Predicting the impact of artificial intelligence on healthcare is occupying a lot of technology experts these days, including JASON, a federal advisory group made up of independent elite scientists.
It’s an exciting time in the world of pragmatic clinical trials, as the big data from EHRs and claims data starts to bring back answers to interesting research questions.
Each year I like to look back through my interviews at some of the quotes from industry leaders that intrigued me the most to see if they help elucidate any patterns that I might miss in my day-to-day reporting on informatics trends.
Is focusing on FHIR like starting to build a skyscraper on the third floor? That’s what the VA's Keith Campbell argues. His focus — on the ground floor — is semantic interoperability.
Despite the public and private investments made in health information exchanges, there have been relatively few empirical research studies on their impact. Why is that?
Sync for Genes was established to expedite the use of standards to enable patients’ ability to share their genomics information. What did pilot projects find?
Specializing in informatics is no longer just a mid-career shift for physicians. It is now a primary career path in fields such as pharmacy and nursing. AMIA is working to create career pathways that recognize this shift.
Can EHRs be designed to more easily collect and report metrics? What other steps can help keep externally reported measures to a manageable level?
The National Center for Data to Health hopes to build upon some of the successes in sharing across Clinical and Translational Science Award programs but in a more innovative and open-ended way.
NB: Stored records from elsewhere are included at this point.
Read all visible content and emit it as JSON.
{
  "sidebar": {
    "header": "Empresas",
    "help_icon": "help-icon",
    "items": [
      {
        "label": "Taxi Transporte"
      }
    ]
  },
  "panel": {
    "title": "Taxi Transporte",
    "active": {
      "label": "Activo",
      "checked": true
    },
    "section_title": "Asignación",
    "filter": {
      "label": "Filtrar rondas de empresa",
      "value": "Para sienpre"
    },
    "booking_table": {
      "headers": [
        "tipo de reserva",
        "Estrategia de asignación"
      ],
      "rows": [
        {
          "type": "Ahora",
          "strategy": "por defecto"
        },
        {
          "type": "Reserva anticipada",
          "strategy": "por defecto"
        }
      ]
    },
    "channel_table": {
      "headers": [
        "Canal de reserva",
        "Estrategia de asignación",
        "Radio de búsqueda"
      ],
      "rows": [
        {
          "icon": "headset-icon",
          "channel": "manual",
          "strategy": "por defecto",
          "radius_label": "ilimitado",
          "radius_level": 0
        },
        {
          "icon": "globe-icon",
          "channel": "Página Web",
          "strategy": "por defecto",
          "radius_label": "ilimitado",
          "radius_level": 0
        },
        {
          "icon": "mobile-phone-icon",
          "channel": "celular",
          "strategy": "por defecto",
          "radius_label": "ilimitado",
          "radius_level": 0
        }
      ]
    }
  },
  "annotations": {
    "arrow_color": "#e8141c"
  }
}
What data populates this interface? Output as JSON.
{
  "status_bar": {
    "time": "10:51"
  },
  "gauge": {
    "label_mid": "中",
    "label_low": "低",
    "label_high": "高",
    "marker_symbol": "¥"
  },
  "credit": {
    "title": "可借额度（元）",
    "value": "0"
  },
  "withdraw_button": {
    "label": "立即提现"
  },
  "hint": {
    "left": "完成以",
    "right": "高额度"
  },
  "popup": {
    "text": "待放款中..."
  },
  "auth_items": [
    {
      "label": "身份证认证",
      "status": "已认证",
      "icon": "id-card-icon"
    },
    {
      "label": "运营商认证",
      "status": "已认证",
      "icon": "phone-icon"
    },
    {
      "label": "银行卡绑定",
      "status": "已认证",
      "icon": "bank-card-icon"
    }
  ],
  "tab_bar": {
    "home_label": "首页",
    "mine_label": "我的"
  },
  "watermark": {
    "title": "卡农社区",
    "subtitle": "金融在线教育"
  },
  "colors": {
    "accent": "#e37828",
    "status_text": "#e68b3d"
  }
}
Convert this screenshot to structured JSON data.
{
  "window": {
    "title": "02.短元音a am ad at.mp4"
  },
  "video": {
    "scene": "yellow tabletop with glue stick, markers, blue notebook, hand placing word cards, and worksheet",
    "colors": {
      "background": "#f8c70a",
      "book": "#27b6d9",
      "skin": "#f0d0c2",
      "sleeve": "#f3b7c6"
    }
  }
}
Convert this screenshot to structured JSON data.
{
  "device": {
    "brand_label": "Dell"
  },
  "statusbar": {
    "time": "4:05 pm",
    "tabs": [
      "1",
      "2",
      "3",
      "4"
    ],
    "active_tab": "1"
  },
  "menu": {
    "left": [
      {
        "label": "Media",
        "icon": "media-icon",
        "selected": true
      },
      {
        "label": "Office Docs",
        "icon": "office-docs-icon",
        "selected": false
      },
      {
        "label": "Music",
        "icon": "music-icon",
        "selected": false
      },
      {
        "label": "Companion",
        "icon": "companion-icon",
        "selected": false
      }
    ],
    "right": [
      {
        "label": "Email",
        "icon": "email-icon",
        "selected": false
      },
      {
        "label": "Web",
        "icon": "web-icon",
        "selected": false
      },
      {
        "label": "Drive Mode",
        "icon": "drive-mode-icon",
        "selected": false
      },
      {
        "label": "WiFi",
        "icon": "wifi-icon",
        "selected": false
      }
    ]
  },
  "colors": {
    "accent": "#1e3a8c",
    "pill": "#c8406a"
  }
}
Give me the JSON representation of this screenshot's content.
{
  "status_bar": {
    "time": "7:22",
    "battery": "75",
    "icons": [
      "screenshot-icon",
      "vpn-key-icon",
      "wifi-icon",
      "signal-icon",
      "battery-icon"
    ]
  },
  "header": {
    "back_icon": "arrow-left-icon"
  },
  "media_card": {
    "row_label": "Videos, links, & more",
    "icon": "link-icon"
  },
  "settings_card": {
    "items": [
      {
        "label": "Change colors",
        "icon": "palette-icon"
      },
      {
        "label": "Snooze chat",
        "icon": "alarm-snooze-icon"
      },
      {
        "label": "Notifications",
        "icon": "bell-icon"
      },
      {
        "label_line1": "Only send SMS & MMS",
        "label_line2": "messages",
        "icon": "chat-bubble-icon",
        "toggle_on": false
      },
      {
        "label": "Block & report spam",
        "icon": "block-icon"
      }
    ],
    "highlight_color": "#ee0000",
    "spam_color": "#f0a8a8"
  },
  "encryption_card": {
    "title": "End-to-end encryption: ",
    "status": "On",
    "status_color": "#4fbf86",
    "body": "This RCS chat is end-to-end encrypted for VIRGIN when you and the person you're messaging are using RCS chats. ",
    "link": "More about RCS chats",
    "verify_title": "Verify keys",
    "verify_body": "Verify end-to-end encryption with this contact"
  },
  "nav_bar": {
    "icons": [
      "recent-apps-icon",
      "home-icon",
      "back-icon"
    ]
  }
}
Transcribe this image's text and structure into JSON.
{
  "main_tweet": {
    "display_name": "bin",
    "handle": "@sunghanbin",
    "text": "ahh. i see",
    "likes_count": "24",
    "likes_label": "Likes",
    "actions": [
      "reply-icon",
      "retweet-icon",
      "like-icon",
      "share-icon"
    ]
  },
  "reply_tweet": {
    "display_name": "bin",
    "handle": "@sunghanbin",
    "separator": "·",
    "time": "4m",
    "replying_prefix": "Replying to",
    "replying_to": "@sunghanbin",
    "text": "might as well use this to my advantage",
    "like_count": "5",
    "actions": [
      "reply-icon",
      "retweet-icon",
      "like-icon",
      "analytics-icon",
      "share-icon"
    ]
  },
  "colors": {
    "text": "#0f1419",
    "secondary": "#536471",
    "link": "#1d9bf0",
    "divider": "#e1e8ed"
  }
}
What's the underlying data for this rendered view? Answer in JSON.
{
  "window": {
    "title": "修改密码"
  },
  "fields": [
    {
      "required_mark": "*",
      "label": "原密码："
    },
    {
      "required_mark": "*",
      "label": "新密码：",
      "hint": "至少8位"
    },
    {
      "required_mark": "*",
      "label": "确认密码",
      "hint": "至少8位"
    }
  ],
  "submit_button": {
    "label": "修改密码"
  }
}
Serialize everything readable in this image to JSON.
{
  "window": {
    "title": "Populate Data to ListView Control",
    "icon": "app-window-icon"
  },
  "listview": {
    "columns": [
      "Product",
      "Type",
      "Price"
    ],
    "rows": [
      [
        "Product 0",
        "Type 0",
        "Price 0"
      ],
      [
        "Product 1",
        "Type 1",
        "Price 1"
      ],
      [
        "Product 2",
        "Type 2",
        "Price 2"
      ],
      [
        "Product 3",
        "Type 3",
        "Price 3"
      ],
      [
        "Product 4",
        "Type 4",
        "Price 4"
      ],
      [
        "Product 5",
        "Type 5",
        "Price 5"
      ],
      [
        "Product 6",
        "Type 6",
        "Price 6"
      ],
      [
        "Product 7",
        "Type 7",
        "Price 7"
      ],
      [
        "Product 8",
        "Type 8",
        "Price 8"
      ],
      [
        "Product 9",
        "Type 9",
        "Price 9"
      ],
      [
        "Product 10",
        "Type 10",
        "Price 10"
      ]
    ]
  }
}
Michael Klompas, M.D., M.P.H, a professor of population medicine at Harvard University, spoke about his team’s work to use EHR data to automate reporting to public health agencies on notifiable diseases and chronic conditions.